Yes, this is a very broad question and to some extent, there is no short answer. But….

We have to take what we have, combine the different parts and then add what pieces we can to create something that is not only sustainable but also constantly evolving and progressing. And what do we have right now? We have a Rugby Union that is doing its best to steer the rugby ship in the right direction but what exactly, is that Union really and truly responsible for? Off the top of my head, here are 4 obvious repsponsiblities:

Continued Education
Youth Development
Player Development

Do they form the focus of what USA Rugby does? Should these form the main focus?  I’m not quite sure.

At the end of the day we need USA Rugby to be successful at whatever they deem necessary as an organization. Rugby can only flourish in this country if the governing entity is successful. But what does that mean?

Within USA Rugby you essentially have two groups that are structured to be help USA Rugby with what their focus is, while also diversifying and adding something different. Those two groups are split into private parties like SEREVi and PlayRugbyUSA and the more public, like the Territorial and State Unions.

Vanesha McGee

These groups have a huge role to play in the success of Rugby and the growth of it in this country. Unfortunately, one cannot be without the other and they need to realize that if all are successful, Rugby will be successful. Just paint a really generic picture for a second. We have a population of around 300 million people. The greatest number of total players is in England, who have around 2,5 million. I’m not saying that this is an easy task, but they have other huge sports like Cricket and Soccer that compete with Rugby – and they do it. If we could just get 1% of our population into rugby – from 6 years old to 50+ -we could have the greatest group of rugby players in the world. And with comes a voice.

A huge part to this is the women’s market and the women’s game. I think for too long now, the female portion of the rugby-playing population have really and truly had to deal with the male left-overs, per say. Realistically looking at it from the perspective of both the insider and as an outsider, I  ask you: Come 2016, who has the best chance of Qualifying and shooting for the podium?
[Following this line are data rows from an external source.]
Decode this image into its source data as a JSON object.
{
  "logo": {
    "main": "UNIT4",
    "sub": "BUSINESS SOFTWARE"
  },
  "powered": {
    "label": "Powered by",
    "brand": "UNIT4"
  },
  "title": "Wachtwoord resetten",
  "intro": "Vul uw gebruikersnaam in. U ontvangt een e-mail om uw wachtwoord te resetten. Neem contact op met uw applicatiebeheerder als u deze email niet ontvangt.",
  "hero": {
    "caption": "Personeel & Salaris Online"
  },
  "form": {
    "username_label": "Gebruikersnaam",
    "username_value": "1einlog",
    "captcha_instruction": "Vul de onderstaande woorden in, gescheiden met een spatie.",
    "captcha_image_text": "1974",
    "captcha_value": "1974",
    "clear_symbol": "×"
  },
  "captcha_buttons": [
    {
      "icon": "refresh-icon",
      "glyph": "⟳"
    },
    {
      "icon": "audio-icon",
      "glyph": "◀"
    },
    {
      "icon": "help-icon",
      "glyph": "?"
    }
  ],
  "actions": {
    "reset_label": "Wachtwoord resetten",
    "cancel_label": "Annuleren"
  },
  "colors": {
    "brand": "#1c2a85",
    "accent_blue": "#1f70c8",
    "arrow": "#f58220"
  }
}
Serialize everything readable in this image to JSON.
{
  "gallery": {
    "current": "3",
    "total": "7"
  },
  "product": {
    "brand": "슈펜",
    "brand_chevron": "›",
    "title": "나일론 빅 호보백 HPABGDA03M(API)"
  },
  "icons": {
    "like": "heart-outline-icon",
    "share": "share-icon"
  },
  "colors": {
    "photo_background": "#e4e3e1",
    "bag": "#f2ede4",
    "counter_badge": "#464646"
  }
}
I won’t offer my opinion for obvious reasons, but just take some time to think about that.

So how do we get all these pieces of this enormous puzzle –  the US is an enormous puzzle – all to agree what role they play, how to play it and to grasp that doing so is for the good of the whole and each piece? Just as important, how do we get each piece to realize that the other pieces are just as critical?

I’ll leave you with these questions to ponder. Your thoughts are welcome below. Next week I’ll try to get some answers from a few members of this current USA Sevens Team, after they’re back from the final leg of the 2011/2012 HSBC Sevens World Series this weekend in London.

Matt Hawkins

About Matt Hawkins 26 Articles
Matt Hawkins is the current Player/Coach of the USA Eagles 7s team. He is affectionately known as "The Polar Bear" because of his light blond hair and eyebrows. Plus, he likes grabbing salmon from Alaskan rivers.